FGCU Wetland Expert to Discuss Everglades Restoration and Gulf of Mexico Pollution, Jan. 24
FORT MYERS, Fla. - Dr. William J. Mitsch, director of FGCU's Everglades Wetland Research Park (EWRP), will discuss Florida Everglades restoration, Gulf of Mexico pollution and long-term plans for the Naples research park during a public lecture at 7 p.m. Thursday, Jan. 24.
"Ecological Engineering of the Best Kind: Restoring Rivers, Wetlands and the Florida Everglades" is part of the free "Moonlight on the Marsh" lecture series at the Harvey Kapnick Education and Research Center at the Naples Botanical Garden, 4940 Bayshore Drive. The series features distinguished scientists from around the world sharing their expertise on renewable energy, nature conservation and other environmental topics of interest to Southwest Floridians.
A prize-winning wetland scientist with an international reputation in ecological engineering and wetland ecology, Mitsch holds the Juliet C. Sproul Chair for Southwest Florida Habitat Restoration and Management at Florida Gulf Coast University. His presentation will address how ecological engineering can enhance wetlands along the Mississippi River Basin, in the Gulf of Mexico/Florida Everglades and throughout the planet.
Studies suggest that 5 million acres of new wetlands are needed in the Mississippi basin to mitigate nitrogen fertilizer runoff and improve water quality in the river and especially in the Gulf of Mexico, according to Mitsch. He headed a federal panel charged with assessing solutions to a persistent 5 million-acre "dead zone" in the Gulf off Louisiana.
Mitsch also will discuss studies by FGCU and the South Florida Water Management District into the effectiveness of 40,000-plus acres of wetlands created upstream of the Everglades as part of the Comprehensive Everglades Restoration Project. The wetlands filter out phosphorus, the fertilizer component that is changing the ecology of the northern Everglades. They also remove carbon dioxide from the atmosphere, which reduces global warming and climate change, according to Mitsch.
"On a global scale, created and natural wetlands are among the most effective natural carbon sinks in the world," Mitsch says. "Models show that wetlands' methane emission rates are low enough to be of little concern and that, overall, wetlands could collect as much as 12 percent of the total released carbon emissions in the world."

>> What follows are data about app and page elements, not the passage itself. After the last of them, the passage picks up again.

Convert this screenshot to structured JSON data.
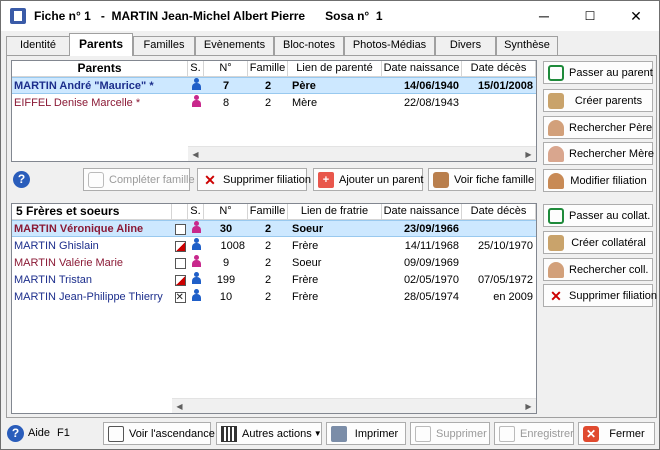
{
  "window": {
    "title": "Fiche n° 1   -  MARTIN Jean-Michel Albert Pierre      Sosa n°  1",
    "minimize": "─",
    "maximize": "☐",
    "close": "✕"
  },
  "tabs": [
    "Identité",
    "Parents",
    "Familles",
    "Evènements",
    "Bloc-notes",
    "Photos-Médias",
    "Divers",
    "Synthèse"
  ],
  "active_tab": "Parents",
  "parents": {
    "headers": [
      "Parents",
      "S.",
      "N°",
      "Famille",
      "Lien de parenté",
      "Date naissance",
      "Date décès"
    ],
    "rows": [
      {
        "name": "MARTIN André \"Maurice\" *",
        "sex": "male",
        "num": "7",
        "famille": "2",
        "lien": "Père",
        "naissance": "14/06/1940",
        "deces": "15/01/2008",
        "color": "#1c2e8c"
      },
      {
        "name": "EIFFEL Denise Marcelle *",
        "sex": "female",
        "num": "8",
        "famille": "2",
        "lien": "Mère",
        "naissance": "22/08/1943",
        "deces": "",
        "color": "#8b1a36"
      }
    ]
  },
  "middle_buttons": {
    "completer": "Compléter famille",
    "supprimer": "Supprimer filiation",
    "ajouter": "Ajouter un parent",
    "voir": "Voir fiche famille"
  },
  "right_parent_buttons": [
    "Passer au parent",
    "Créer parents",
    "Rechercher Père",
    "Rechercher Mère",
    "Modifier filiation"
  ],
  "siblings": {
    "headers": [
      "5  Frères et soeurs",
      "",
      "S.",
      "N°",
      "Famille",
      "Lien de fratrie",
      "Date naissance",
      "Date décès"
    ],
    "rows": [
      {
        "name": "MARTIN Véronique Aline",
        "check": "",
        "sex": "female",
        "num": "30",
        "famille": "2",
        "lien": "Soeur",
        "naissance": "23/09/1966",
        "deces": "",
        "color": "#8b1a36"
      },
      {
        "name": "MARTIN Ghislain",
        "check": "red",
        "sex": "male",
        "num": "1008",
        "famille": "2",
        "lien": "Frère",
        "naissance": "14/11/1968",
        "deces": "25/10/1970",
        "color": "#1c2e8c"
      },
      {
        "name": "MARTIN Valérie Marie",
        "check": "",
        "sex": "female",
        "num": "9",
        "famille": "2",
        "lien": "Soeur",
        "naissance": "09/09/1969",
        "deces": "",
        "color": "#8b1a36"
      },
      {
        "name": "MARTIN Tristan",
        "check": "red",
        "sex": "male",
        "num": "199",
        "famille": "2",
        "lien": "Frère",
        "naissance": "02/05/1970",
        "deces": "07/05/1972",
        "color": "#1c2e8c"
      },
      {
        "name": "MARTIN Jean-Philippe Thierry",
        "check": "x",
        "sex": "male",
        "num": "10",
        "famille": "2",
        "lien": "Frère",
        "naissance": "28/05/1974",
        "deces": "en 2009",
        "color": "#1c2e8c"
      }
    ]
  },
  "right_sibling_buttons": [
    "Passer au collat.",
    "Créer collatéral",
    "Rechercher coll.",
    "Supprimer filiation"
  ],
  "bottom": {
    "aide": "Aide",
    "f1": "F1",
    "ascendance": "Voir l'ascendance",
    "autres": "Autres actions",
    "imprimer": "Imprimer",
    "supprimer": "Supprimer",
    "enregistrer": "Enregistrer",
    "fermer": "Fermer"
  },
  "help_glyph": "?"
}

To reserve a seat for the lecture, call the FGCU Foundation at 590-1088.
For more information about the series or the research park, go to www.fgcu.edu/swamp.
For further information, contact Dr. Mitsch at (614) 946-6715 (cell).